Your objective:
Your output should be the entries below, exact in every detail.

===== Input for this task =====

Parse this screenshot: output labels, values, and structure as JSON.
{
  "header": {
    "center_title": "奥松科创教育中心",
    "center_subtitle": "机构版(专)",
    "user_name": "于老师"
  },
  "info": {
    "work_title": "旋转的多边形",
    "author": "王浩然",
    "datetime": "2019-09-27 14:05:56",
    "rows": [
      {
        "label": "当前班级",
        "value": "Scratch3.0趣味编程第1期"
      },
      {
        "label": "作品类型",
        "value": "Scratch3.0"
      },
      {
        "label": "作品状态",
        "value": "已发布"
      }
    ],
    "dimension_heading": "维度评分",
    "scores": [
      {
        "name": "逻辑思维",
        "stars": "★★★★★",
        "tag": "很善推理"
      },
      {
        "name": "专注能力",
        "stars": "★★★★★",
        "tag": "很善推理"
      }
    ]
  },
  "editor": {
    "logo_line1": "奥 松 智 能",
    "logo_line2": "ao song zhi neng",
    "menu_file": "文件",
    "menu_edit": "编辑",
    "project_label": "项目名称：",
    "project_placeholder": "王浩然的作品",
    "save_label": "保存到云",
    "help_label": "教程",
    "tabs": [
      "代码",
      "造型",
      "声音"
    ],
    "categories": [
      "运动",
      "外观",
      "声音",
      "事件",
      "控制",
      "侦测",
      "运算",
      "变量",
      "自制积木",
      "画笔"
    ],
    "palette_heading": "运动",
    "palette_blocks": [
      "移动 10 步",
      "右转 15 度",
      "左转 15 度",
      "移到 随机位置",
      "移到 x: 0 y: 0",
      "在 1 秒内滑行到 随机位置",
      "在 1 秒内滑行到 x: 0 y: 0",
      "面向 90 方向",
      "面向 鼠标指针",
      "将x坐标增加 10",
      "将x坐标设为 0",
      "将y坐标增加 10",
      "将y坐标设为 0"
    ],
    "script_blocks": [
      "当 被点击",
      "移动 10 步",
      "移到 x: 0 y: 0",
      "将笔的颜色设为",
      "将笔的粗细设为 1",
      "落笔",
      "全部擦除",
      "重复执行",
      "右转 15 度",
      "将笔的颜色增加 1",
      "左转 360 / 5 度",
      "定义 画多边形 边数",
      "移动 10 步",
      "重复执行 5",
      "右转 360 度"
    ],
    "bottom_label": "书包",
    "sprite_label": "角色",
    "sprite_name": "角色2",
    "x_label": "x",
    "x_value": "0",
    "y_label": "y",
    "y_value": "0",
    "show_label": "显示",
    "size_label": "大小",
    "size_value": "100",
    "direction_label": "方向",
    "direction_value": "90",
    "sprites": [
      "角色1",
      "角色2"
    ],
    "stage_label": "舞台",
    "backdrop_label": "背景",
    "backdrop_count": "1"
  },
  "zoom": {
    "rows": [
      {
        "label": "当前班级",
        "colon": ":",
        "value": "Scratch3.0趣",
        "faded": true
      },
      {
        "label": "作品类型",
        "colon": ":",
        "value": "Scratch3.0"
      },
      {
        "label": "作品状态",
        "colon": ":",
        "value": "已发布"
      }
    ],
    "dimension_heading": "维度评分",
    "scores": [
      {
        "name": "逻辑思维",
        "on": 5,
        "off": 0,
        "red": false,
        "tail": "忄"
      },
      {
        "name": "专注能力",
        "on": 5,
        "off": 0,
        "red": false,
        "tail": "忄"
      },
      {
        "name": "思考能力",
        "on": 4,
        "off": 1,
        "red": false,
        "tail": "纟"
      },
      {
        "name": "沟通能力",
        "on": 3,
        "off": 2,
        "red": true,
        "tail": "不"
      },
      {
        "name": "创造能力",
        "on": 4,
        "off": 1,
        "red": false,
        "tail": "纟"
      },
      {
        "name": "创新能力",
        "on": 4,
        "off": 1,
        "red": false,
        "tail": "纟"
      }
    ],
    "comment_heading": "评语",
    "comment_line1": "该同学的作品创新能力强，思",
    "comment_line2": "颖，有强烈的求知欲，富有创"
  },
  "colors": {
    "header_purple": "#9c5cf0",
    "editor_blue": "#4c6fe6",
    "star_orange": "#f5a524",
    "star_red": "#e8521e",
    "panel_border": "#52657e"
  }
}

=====

Answer for the task:
Parse this screenshot: output labels, values, and structure as JSON.
{
  "header": {
    "center_title": "奥松科创教育中心",
    "center_subtitle": "机构版(专)",
    "user_name": "于老师"
  },
  "info": {
    "work_title": "旋转的多边形",
    "author": "王浩然",
    "datetime": "2019-09-27 14:05:56",
    "rows": [
      {
        "label": "当前班级",
        "value": "Scratch3.0趣味编程第1期"
      },
      {
        "label": "作品类型",
        "value": "Scratch3.0"
      },
      {
        "label": "作品状态",
        "value": "已发布"
      }
    ],
    "dimension_heading": "维度评分",
    "scores": [
      {
        "name": "逻辑思维",
        "stars": "★★★★★",
        "tag": "很善推理"
      },
      {
        "name": "专注能力",
        "stars": "★★★★★",
        "tag": "很善推理"
      }
    ]
  },
  "editor": {
    "logo_line1": "奥 松 智 能",
    "logo_line2": "ao song zhi neng",
    "menu_file": "文件",
    "menu_edit": "编辑",
    "project_label": "项目名称：",
    "project_placeholder": "王浩然的作品",
    "save_label": "保存到云",
    "help_label": "教程",
    "tabs": [
      "代码",
      "造型",
      "声音"
    ],
    "categories": [
      "运动",
      "外观",
      "声音",
      "事件",
      "控制",
      "侦测",
      "运算",
      "变量",
      "自制积木",
      "画笔"
    ],
    "palette_heading": "运动",
    "palette_blocks": [
      "移动 10 步",
      "右转 15 度",
      "左转 15 度",
      "移到 随机位置",
      "移到 x: 0 y: 0",
      "在 1 秒内滑行到 随机位置",
      "在 1 秒内滑行到 x: 0 y: 0",
      "面向 90 方向",
      "面向 鼠标指针",
      "将x坐标增加 10",
      "将x坐标设为 0",
      "将y坐标增加 10",
      "将y坐标设为 0"
    ],
    "script_blocks": [
      "当 被点击",
      "移动 10 步",
      "移到 x: 0 y: 0",
      "将笔的颜色设为",
      "将笔的粗细设为 1",
      "落笔",
      "全部擦除",
      "重复执行",
      "右转 15 度",
      "将笔的颜色增加 1",
      "左转 360 / 5 度",
      "定义 画多边形 边数",
      "移动 10 步",
      "重复执行 5",
      "右转 360 度"
    ],
    "bottom_label": "书包",
    "sprite_label": "角色",
    "sprite_name": "角色2",
    "x_label": "x",
    "x_value": "0",
    "y_label": "y",
    "y_value": "0",
    "show_label": "显示",
    "size_label": "大小",
    "size_value": "100",
    "direction_label": "方向",
    "direction_value": "90",
    "sprites": [
      "角色1",
      "角色2"
    ],
    "stage_label": "舞台",
    "backdrop_label": "背景",
    "backdrop_count": "1"
  },
  "zoom": {
    "rows": [
      {
        "label": "当前班级",
        "colon": ":",
        "value": "Scratch3.0趣",
        "faded": true
      },
      {
        "label": "作品类型",
        "colon": ":",
        "value": "Scratch3.0"
      },
      {
        "label": "作品状态",
        "colon": ":",
        "value": "已发布"
      }
    ],
    "dimension_heading": "维度评分",
    "scores": [
      {
        "name": "逻辑思维",
        "on": 5,
        "off": 0,
        "red": false,
        "tail": "忄"
      },
      {
        "name": "专注能力",
        "on": 5,
        "off": 0,
        "red": false,
        "tail": "忄"
      },
      {
        "name": "思考能力",
        "on": 4,
        "off": 1,
        "red": false,
        "tail": "纟"
      },
      {
        "name": "沟通能力",
        "on": 3,
        "off": 2,
        "red": true,
        "tail": "不"
      },
      {
        "name": "创造能力",
        "on": 4,
        "off": 1,
        "red": false,
        "tail": "纟"
      },
      {
        "name": "创新能力",
        "on": 4,
        "off": 1,
        "red": false,
        "tail": "纟"
      }
    ],
    "comment_heading": "评语",
    "comment_line1": "该同学的作品创新能力强，思",
    "comment_line2": "颖，有强烈的求知欲，富有创"
  },
  "colors": {
    "header_purple": "#9c5cf0",
    "editor_blue": "#4c6fe6",
    "star_orange": "#f5a524",
    "star_red": "#e8521e",
    "panel_border": "#52657e"
  }
}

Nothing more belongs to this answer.